What to produce
Repeat, exactly and alone, every line from the line that contains "Serialize everything readable" to the end of the entries.

-------- Input records --------

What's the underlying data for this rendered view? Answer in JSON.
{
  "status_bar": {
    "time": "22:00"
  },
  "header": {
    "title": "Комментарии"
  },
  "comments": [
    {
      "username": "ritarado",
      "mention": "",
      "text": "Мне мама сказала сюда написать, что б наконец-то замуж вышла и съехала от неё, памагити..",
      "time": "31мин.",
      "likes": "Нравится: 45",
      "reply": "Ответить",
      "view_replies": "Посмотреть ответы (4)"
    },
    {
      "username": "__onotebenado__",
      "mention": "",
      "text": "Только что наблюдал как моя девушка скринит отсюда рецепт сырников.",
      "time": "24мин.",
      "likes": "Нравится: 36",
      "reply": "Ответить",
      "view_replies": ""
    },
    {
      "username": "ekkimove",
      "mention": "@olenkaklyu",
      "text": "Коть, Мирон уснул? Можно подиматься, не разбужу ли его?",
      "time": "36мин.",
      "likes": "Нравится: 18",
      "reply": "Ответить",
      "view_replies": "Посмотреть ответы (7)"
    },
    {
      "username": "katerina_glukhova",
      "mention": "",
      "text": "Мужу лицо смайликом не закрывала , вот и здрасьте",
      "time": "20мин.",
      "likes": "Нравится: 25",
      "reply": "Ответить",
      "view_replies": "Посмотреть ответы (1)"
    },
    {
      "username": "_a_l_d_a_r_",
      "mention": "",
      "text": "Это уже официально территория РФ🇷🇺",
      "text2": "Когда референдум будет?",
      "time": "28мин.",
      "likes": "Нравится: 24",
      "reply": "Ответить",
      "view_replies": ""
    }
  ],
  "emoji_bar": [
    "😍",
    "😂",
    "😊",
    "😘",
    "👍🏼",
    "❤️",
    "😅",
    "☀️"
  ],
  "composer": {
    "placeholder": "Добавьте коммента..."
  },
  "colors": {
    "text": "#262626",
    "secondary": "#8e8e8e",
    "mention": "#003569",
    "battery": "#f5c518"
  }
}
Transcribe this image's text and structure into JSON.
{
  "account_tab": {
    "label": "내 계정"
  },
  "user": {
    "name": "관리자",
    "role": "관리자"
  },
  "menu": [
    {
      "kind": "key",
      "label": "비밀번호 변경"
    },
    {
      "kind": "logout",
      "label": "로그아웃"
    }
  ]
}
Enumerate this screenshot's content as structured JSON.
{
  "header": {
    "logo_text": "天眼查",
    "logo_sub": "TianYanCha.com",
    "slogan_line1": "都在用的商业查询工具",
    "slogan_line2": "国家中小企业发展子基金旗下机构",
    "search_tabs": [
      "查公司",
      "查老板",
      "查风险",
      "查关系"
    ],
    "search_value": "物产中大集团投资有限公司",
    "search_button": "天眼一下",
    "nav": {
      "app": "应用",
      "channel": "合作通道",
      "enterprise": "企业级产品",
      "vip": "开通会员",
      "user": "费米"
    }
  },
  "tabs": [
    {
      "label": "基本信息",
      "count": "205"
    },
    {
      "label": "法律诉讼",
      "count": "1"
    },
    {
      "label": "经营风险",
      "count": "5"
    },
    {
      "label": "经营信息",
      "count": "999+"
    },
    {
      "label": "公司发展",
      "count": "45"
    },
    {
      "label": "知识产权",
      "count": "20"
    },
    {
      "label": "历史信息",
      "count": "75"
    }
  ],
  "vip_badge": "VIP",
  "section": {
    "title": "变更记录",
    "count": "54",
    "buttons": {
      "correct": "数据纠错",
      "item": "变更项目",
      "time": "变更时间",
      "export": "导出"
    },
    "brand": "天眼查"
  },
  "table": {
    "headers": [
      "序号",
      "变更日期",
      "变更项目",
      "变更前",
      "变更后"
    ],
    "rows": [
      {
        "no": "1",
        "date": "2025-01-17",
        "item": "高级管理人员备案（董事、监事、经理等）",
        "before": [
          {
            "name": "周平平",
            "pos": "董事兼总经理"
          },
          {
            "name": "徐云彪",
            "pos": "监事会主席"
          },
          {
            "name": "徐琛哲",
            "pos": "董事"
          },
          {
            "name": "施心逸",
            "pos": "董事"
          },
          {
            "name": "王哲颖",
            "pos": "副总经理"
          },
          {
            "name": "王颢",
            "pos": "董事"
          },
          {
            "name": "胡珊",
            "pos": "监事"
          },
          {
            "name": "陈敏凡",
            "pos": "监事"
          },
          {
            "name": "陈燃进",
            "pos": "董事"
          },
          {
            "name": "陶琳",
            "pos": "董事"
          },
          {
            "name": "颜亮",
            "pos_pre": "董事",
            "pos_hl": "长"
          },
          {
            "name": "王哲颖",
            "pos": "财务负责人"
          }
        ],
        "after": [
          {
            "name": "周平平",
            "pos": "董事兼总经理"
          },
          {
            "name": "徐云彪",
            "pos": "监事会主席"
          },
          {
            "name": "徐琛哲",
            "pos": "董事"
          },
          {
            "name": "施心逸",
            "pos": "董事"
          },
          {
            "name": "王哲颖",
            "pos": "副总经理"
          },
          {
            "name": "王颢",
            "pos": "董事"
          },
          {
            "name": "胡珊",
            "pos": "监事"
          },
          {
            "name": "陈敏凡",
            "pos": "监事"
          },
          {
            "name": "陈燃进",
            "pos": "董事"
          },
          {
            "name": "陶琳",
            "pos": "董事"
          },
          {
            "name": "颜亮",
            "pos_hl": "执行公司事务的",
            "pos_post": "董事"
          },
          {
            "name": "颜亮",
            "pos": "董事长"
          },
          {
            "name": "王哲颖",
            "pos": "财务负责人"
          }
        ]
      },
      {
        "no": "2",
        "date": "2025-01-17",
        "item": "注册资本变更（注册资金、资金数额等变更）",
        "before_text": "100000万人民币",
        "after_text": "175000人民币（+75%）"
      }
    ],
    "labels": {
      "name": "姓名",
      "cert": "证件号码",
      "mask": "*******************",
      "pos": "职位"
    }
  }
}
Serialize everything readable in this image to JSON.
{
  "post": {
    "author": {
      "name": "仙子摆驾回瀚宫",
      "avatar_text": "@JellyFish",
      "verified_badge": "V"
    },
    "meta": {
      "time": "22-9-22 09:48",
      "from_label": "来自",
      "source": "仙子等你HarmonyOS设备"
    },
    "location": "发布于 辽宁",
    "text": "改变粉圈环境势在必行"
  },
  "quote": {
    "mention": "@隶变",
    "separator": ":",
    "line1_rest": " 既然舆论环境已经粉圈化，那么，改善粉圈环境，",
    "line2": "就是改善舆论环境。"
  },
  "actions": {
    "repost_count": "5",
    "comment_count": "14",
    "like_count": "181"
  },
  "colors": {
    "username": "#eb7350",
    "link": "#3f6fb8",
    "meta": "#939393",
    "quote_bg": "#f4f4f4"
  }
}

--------

Response area
Serialize everything readable in this image to JSON.
{
  "post": {
    "author": {
      "name": "仙子摆驾回瀚宫",
      "avatar_text": "@JellyFish",
      "verified_badge": "V"
    },
    "meta": {
      "time": "22-9-22 09:48",
      "from_label": "来自",
      "source": "仙子等你HarmonyOS设备"
    },
    "location": "发布于 辽宁",
    "text": "改变粉圈环境势在必行"
  },
  "quote": {
    "mention": "@隶变",
    "separator": ":",
    "line1_rest": " 既然舆论环境已经粉圈化，那么，改善粉圈环境，",
    "line2": "就是改善舆论环境。"
  },
  "actions": {
    "repost_count": "5",
    "comment_count": "14",
    "like_count": "181"
  },
  "colors": {
    "username": "#eb7350",
    "link": "#3f6fb8",
    "meta": "#939393",
    "quote_bg": "#f4f4f4"
  }
}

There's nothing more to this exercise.